Work instructions: Taking the records below, count the lines in which "Enrolled" appears and supply only the count.

################

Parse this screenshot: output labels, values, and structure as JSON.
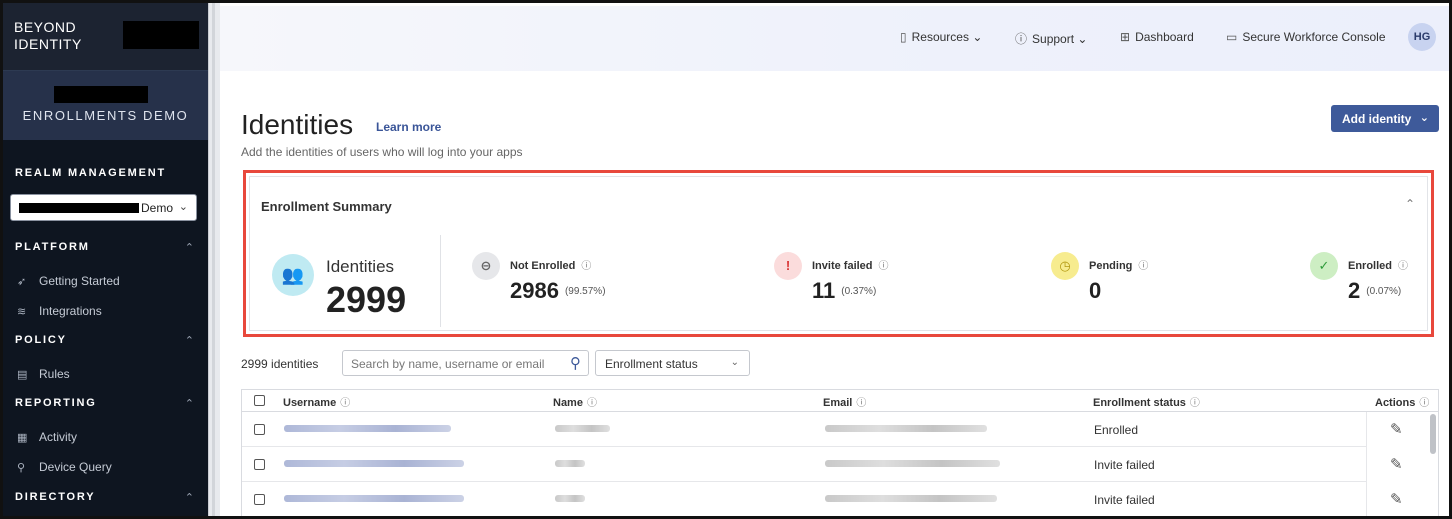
{
  "sidebar": {
    "logo_line1": "BEYOND",
    "logo_line2": "IDENTITY",
    "tenant_name": "ENROLLMENTS DEMO",
    "realm_title": "REALM MANAGEMENT",
    "realm_select_value": "Demo",
    "groups": [
      {
        "title": "PLATFORM",
        "items": [
          "Getting Started",
          "Integrations"
        ]
      },
      {
        "title": "POLICY",
        "items": [
          "Rules"
        ]
      },
      {
        "title": "REPORTING",
        "items": [
          "Activity",
          "Device Query"
        ]
      },
      {
        "title": "DIRECTORY",
        "items": []
      }
    ]
  },
  "topbar": {
    "resources": "Resources",
    "support": "Support",
    "dashboard": "Dashboard",
    "console": "Secure Workforce Console",
    "avatar_initials": "HG"
  },
  "page": {
    "title": "Identities",
    "learn_more": "Learn more",
    "subtitle": "Add the identities of users who will log into your apps",
    "add_button": "Add identity"
  },
  "summary": {
    "title": "Enrollment Summary",
    "identities_label": "Identities",
    "identities_value": "2999",
    "stats": [
      {
        "label": "Not Enrolled",
        "value": "2986",
        "pct": "(99.57%)",
        "color": "#e6e7ea",
        "icon_color": "#666"
      },
      {
        "label": "Invite failed",
        "value": "11",
        "pct": "(0.37%)",
        "color": "#fbdcdc",
        "icon_color": "#d93636"
      },
      {
        "label": "Pending",
        "value": "0",
        "pct": "",
        "color": "#f7ec8f",
        "icon_color": "#b39a12"
      },
      {
        "label": "Enrolled",
        "value": "2",
        "pct": "(0.07%)",
        "color": "#cdeec3",
        "icon_color": "#2f9a3a"
      }
    ]
  },
  "toolbar": {
    "count": "2999 identities",
    "search_placeholder": "Search by name, username or email",
    "status_filter": "Enrollment status"
  },
  "table": {
    "headers": [
      "Username",
      "Name",
      "Email",
      "Enrollment status",
      "Actions"
    ],
    "rows": [
      {
        "status": "Enrolled"
      },
      {
        "status": "Invite failed"
      },
      {
        "status": "Invite failed"
      }
    ]
  }
}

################

Completed task: 3